LOST is a mystery wrapped in an enigma wrapped in a hatch built by the Dharma Initiative. But if we go back and try to remember watching, wondering and speculating during season one, we have a nice illustration of what is involved in learning and discovery, and what a key hurdle to education can be.
Imagine someone (you may actually know such a person) who formulated what they thought was the “definitive LOST theory” during the first season. Once the hatch was opened, their theory ought to have been abandoned or revised, but instead they kept adding ad hoc supplements, leaving their original theory sort of intact, but deformed and obscured by the convoluted additions needed to harmonize the original theory with what has subsequently been revealed.
This, it seems to me, nicely illustrates what is wrong with so-called scientific creationism. It starts with a particular explanation of the world from season one, and rather than revise the details, it adds implausible ad hoc pseudo-explanations as to why, in spite of all the evidence that has mounted during subsequent seasons, the theory formulated during season one is right.
Human beings have only a limited tolerance for uncertainty. The same appears to be true for other species, but the discoveries and advances of humankind, both within our minds and in our societies, have multiplied the room for uncertainty as well. We formulate explanations based on what we know, as a means to keep chaos at bay. And that isn’t in itself necessarily a bad thing. But if you draw hard and fast conclusions too early, and you’re unwilling to revise your views in light of subsequent learning, then you’re not going to learn. It’s that simple.
And so if you find yourself talking to a young-earth creationist who watches LOST, then ask them why they affirm that God made a wonderfully compelling “series” (the natural world), and yet they refuse to watch, or accept what has been revealed in, all the seasons to date. We don’t have the complete picture yet. More discoveries remain to be made. But science has blown open the hatch, and even if what is found as a result requires rethinking theories formulated before that point, that’s a good thing, even if it can be painful or at least uncomfortable. That’s what learning involves. And you’ll probably find that rethinking your original beliefs is no more painful or uncomfortable than the much more difficult process of formulating implausible support structures to try to maintain your original beliefs in the face of mounting evidence to the contrary.

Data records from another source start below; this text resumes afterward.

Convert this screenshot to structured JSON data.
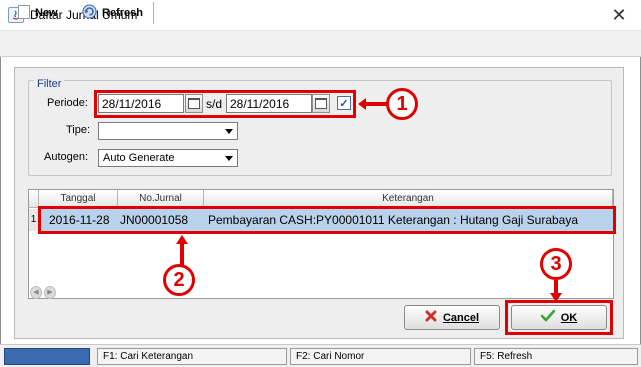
{
  "window": {
    "title": "Daftar Jurnal Umum",
    "close_glyph": "✕",
    "app_icon": "java-app-icon"
  },
  "toolbar": {
    "new_label": "New",
    "refresh_label": "Refresh"
  },
  "filter": {
    "legend": "Filter",
    "periode_label": "Periode:",
    "date_from": "28/11/2016",
    "sd_label": "s/d",
    "date_to": "28/11/2016",
    "use_period_checked": true,
    "tipe_label": "Tipe:",
    "tipe_value": "",
    "autogen_label": "Autogen:",
    "autogen_value": "Auto Generate"
  },
  "table": {
    "columns": [
      "Tanggal",
      "No.Jurnal",
      "Keterangan"
    ],
    "rows": [
      {
        "num": "1",
        "tanggal": "2016-11-28",
        "no_jurnal": "JN00001058",
        "keterangan": "Pembayaran CASH:PY00001011 Keterangan : Hutang Gaji Surabaya"
      }
    ]
  },
  "buttons": {
    "cancel_label": "Cancel",
    "ok_label": "OK"
  },
  "statusbar": {
    "items": [
      "F1: Cari Keterangan",
      "F2: Cari Nomor",
      "F5: Refresh"
    ],
    "progress_color": "#3a6ab0"
  },
  "annotations": {
    "marker1": "1",
    "marker2": "2",
    "marker3": "3",
    "color": "#e00000"
  }
}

Having made this point, I will now briefly retreat into willful ignorance on one particular matter: I’m avoiding all the blog posts about the finale of Battlestar Galactica until I’ve had a chance to watch it!